Opencast: Think of the road safety

May I express my grave concerns relating to the potential road safety implications the Banks Mining Group will create by using the A1068 coastal route, described as the entrance to an area of outstanding natural beauty, to transport coal from its proposed opencast site at Druridge Bay, which will be the biggest opencast mine in Britain if the application is granted.

Banks, via its own website, admits: “We always try to use A roads for the transportation of materials and try to keep down wagon movements as low as possible to minimise the impact on the local transport infrastructure.”

It goes on: “It is anticipated the main access point for the Highthorn site at Druridge Bay will be taken from the A1068 and will involve up to 150 loaded HGVs leaving the site in a day.”

For every 150 HGV vehicles leaving the site, a further 150 need to enter — that is 300 HGVs per day. This figure does not include other daily service and employee vehicles, therefore the total figure will be closer to 500 vehicles per day, whatever a day means.

Banks fails to mention what its interpretation of a day is. Last time I looked, a day consisted of 24 hours. If Banks classes a day as a normal eight or 12-hour operation, then 300 heavy HGVs leaving this site onto the busy A1068 will have an enormous impact on the current infrastructure and its users.

This is just what the already busy and hazardous A1068 tourist coastal route needs, an extra 300-plus heavily-loaded coal wagons dodging in and out of holiday traffic towing caravans and trailers, camper vans, tourist coaches, motor cyclist groups and pleasure cyclists. Not to mention the inconvenience for legitimate road users, visitors and emergency service vehicles travelling to and from the new hospital at Cramlington.

The A1068 has had so-called repair work carried out at great expense over the past 12 months. However, sections are still in a poor state of repair. What is the condition of the road going to be like in the winter?

Remember, we are talking about 20 years of coal wagons chewing this road up. Not to mention local residents who use this road 24/7, along with hundreds of commuters twice daily. There are also the large and slow moving farm vehicles, which are essential for farming needs and business, and let us not lose sight of the other expected large, slow moving, low loader wagons delivering windfarm materials, which will be situated on the other side of the A1068, directly opposite the proposed opencast entrance.

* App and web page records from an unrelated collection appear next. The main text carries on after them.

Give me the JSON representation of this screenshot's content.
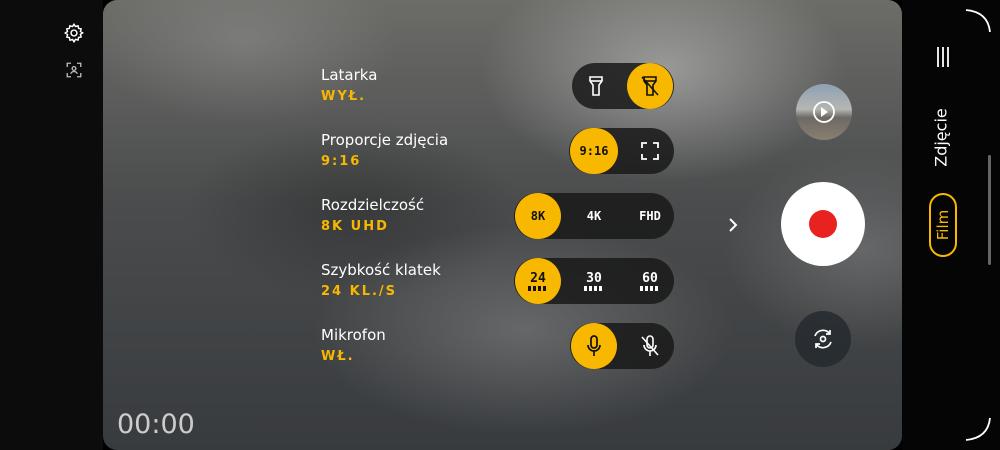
{
  "side_icons": {
    "settings": "gear-icon",
    "focus": "focus-frame-icon"
  },
  "timer": "00:00",
  "settings": [
    {
      "label": "Latarka",
      "value": "WYŁ."
    },
    {
      "label": "Proporcje zdjęcia",
      "value": "9:16"
    },
    {
      "label": "Rozdzielczość",
      "value": "8K UHD"
    },
    {
      "label": "Szybkość klatek",
      "value": "24 KL./S"
    },
    {
      "label": "Mikrofon",
      "value": "WŁ."
    }
  ],
  "options": {
    "ratio": {
      "a": "9:16"
    },
    "resolution": {
      "a": "8K",
      "b": "4K",
      "c": "FHD"
    },
    "fps": {
      "a": "24",
      "b": "30",
      "c": "60"
    }
  },
  "modes": {
    "photo": "Zdjęcie",
    "film": "Film"
  },
  "colors": {
    "accent": "#f8b800",
    "record": "#e8231f"
  }
}
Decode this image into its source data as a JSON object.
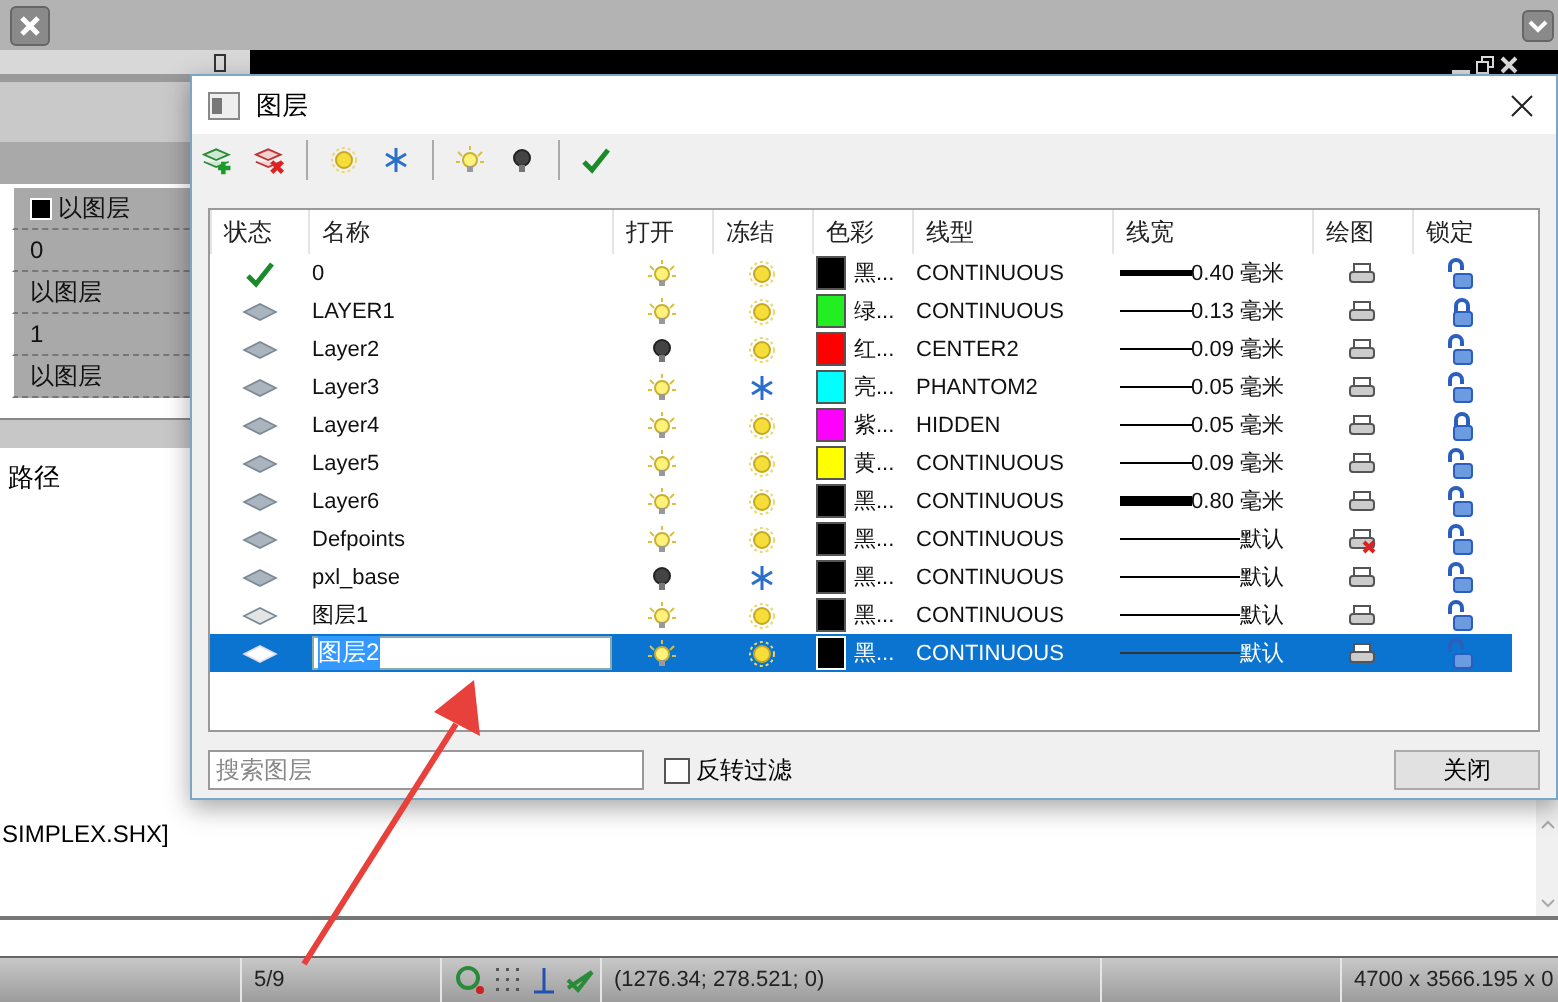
{
  "background": {
    "properties": [
      {
        "kind": "color",
        "text": "以图层"
      },
      {
        "kind": "text",
        "text": "0"
      },
      {
        "kind": "text",
        "text": "以图层"
      },
      {
        "kind": "text",
        "text": "1"
      },
      {
        "kind": "text",
        "text": "以图层"
      }
    ],
    "path_label": "路径",
    "command_text": "SIMPLEX.SHX]"
  },
  "dialog": {
    "title": "图层",
    "columns": [
      "状态",
      "名称",
      "打开",
      "冻结",
      "色彩",
      "线型",
      "线宽",
      "绘图",
      "锁定"
    ],
    "layers": [
      {
        "name": "0",
        "kind": "current",
        "on": true,
        "frozen": false,
        "color": "#000000",
        "color_label": "黑...",
        "linetype": "CONTINUOUS",
        "lineweight": "0.40 毫米",
        "plot": true,
        "locked": false,
        "selected": false
      },
      {
        "name": "LAYER1",
        "kind": "layer",
        "on": true,
        "frozen": false,
        "color": "#22ee22",
        "color_label": "绿...",
        "linetype": "CONTINUOUS",
        "lineweight": "0.13 毫米",
        "plot": true,
        "locked": true,
        "selected": false
      },
      {
        "name": "Layer2",
        "kind": "layer",
        "on": false,
        "frozen": false,
        "color": "#ff0000",
        "color_label": "红...",
        "linetype": "CENTER2",
        "lineweight": "0.09 毫米",
        "plot": true,
        "locked": false,
        "selected": false
      },
      {
        "name": "Layer3",
        "kind": "layer",
        "on": true,
        "frozen": true,
        "color": "#00ffff",
        "color_label": "亮...",
        "linetype": "PHANTOM2",
        "lineweight": "0.05 毫米",
        "plot": true,
        "locked": false,
        "selected": false
      },
      {
        "name": "Layer4",
        "kind": "layer",
        "on": true,
        "frozen": false,
        "color": "#ff00ff",
        "color_label": "紫...",
        "linetype": "HIDDEN",
        "lineweight": "0.05 毫米",
        "plot": true,
        "locked": true,
        "selected": false
      },
      {
        "name": "Layer5",
        "kind": "layer",
        "on": true,
        "frozen": false,
        "color": "#ffff00",
        "color_label": "黄...",
        "linetype": "CONTINUOUS",
        "lineweight": "0.09 毫米",
        "plot": true,
        "locked": false,
        "selected": false
      },
      {
        "name": "Layer6",
        "kind": "layer",
        "on": true,
        "frozen": false,
        "color": "#000000",
        "color_label": "黑...",
        "linetype": "CONTINUOUS",
        "lineweight": "0.80 毫米",
        "plot": true,
        "locked": false,
        "selected": false
      },
      {
        "name": "Defpoints",
        "kind": "layer",
        "on": true,
        "frozen": false,
        "color": "#000000",
        "color_label": "黑...",
        "linetype": "CONTINUOUS",
        "lineweight": "默认",
        "plot": false,
        "locked": false,
        "selected": false
      },
      {
        "name": "pxl_base",
        "kind": "layer",
        "on": false,
        "frozen": true,
        "color": "#000000",
        "color_label": "黑...",
        "linetype": "CONTINUOUS",
        "lineweight": "默认",
        "plot": true,
        "locked": false,
        "selected": false
      },
      {
        "name": "图层1",
        "kind": "unused",
        "on": true,
        "frozen": false,
        "color": "#000000",
        "color_label": "黑...",
        "linetype": "CONTINUOUS",
        "lineweight": "默认",
        "plot": true,
        "locked": false,
        "selected": false
      },
      {
        "name": "图层2",
        "kind": "layer",
        "on": true,
        "frozen": false,
        "color": "#000000",
        "color_label": "黑...",
        "linetype": "CONTINUOUS",
        "lineweight": "默认",
        "plot": true,
        "locked": false,
        "selected": true
      }
    ],
    "search": {
      "placeholder": "搜索图层"
    },
    "invert_filter": {
      "label": "反转过滤",
      "checked": false
    },
    "close_button": "关闭"
  },
  "status_bar": {
    "page": "5/9",
    "coordinates": "(1276.34; 278.521; 0)",
    "extent": "4700 x 3566.195 x 0"
  }
}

If Northumberland County Council encourages tourism, as it maintains, it will have a funny way of showing it if it agrees planning permission for this environmental disaster.

Finally, anyone can imagine the state everyone’s vehicles will be in during the wet, snowy and windy conditions with these extra 300-plus coal wagons spraying water everywhere.

On road safety grounds alone this application should be thrown out.

Name and address supplied.